My mom really wants me to be a forensic scientist; she wants her daughter to help solve the crimes she learns about on Netflix true crime documentaries. Yet, I, to her silent dismay, prefer to help living people. More specifically, I want to help people around the world. During my junior year, I let this guide me in deciding what I want to pursue once I graduate high school. Toward the middle of that year, I narrowed my dream major down to International Relations. This may sound cliche, but that was when I found my purpose.
Though I do want to impact the world, I must admit that my decision was also fueled by my selfish ambitions to travel the world. Both of my parents are immigrants, and I have visited my father’s home country, Portugal, numerous times. My mother is from Mozambique, an African country that has remained a mystery to me all these years. I have unbreakable ties to these countries and they are part of who I am. During these last few years, I have felt this global pull that has created a desire in me to explore the world and its many different peoples. While I was brainstorming my future, I realized I needed to do something that exposed me to different cultures and people. More importantly, I wanted to be immersed in these cultures. Naturally, I considered such jobs as flight attendant or even photographer, but I landed on a diplomat pretty randomly, and I have stuck by it ever since! Becoming a diplomat—an official that represents their country abroad and to other cultures—is a rigorous process and requires much studying and application, but I feel that it is my calling.

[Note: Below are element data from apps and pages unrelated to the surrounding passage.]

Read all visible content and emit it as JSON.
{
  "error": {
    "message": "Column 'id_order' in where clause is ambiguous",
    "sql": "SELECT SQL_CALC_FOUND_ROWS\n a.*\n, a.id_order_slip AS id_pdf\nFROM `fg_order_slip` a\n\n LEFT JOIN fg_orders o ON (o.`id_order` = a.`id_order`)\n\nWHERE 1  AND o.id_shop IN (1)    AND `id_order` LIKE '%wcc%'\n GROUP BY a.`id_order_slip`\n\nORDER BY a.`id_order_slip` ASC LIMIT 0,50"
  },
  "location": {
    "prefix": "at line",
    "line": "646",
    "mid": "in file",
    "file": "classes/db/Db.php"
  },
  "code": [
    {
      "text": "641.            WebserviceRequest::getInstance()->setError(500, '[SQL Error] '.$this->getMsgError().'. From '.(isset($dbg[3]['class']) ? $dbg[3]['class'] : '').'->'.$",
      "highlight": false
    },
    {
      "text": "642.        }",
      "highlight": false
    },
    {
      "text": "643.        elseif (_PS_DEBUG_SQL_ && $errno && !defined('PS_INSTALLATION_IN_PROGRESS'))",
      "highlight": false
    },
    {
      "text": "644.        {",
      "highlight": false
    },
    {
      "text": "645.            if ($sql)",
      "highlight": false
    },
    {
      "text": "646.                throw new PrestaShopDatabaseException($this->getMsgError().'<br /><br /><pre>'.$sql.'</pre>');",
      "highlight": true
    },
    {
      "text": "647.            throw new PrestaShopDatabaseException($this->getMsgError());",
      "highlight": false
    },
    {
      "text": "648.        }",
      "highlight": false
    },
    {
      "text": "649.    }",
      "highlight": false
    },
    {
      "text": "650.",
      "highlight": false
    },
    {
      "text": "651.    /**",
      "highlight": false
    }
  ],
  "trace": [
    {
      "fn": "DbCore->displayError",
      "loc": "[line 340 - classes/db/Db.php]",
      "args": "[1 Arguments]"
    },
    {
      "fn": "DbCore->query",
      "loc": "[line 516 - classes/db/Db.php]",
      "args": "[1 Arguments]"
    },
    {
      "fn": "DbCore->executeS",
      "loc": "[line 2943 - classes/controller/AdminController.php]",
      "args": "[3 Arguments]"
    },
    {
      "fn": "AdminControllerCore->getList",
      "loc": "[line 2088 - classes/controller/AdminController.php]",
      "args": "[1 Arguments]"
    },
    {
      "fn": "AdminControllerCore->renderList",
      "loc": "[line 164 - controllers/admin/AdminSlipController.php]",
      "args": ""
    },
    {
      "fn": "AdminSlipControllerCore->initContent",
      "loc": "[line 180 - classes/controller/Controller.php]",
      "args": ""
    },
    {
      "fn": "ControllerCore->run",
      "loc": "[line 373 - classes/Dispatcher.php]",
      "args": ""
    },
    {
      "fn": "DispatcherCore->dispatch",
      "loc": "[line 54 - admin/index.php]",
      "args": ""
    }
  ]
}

Visiting Washington, DC, last summer actually cemented my decision though. While there, I fell in love with the city as well as the people and knew immediately that DC was where I wanted to be. I was fascinated by the important buildings that house important people who work on important issues that affect not only me but everyone around me. I knew I wanted to be a part of this. I also had the opportunity to speak to many current students who were in my shoes not too long ago and who have the same aspirations as me (tip: talk to the students—especially those with your same major—when visiting a school!). They spoke of working with senators and in the Smithsonian museums, and I was amazed. I realized that you couldn’t have more opportunities anywhere else than in DC.
The Center for International Relations is in DC, but the schools there also house countless politically active students and staff, and that is yet another reason why I want to major in International Relations. Since the beginning of my high school career, I have had strong political views and have tried to keep up with the news as much as I can. I want to contribute to a positive change within the United States and the world, and I know that studying the subject of International Relations will give me the tools necessary for application in the real world.
The best thing about the future is that it is unknown, so who knows if I will have the same aspirations in these upcoming years? Either way, I know that college—no matter how difficult and frustrating it will be—will teach me many things beyond the classroom, and I can’t wait!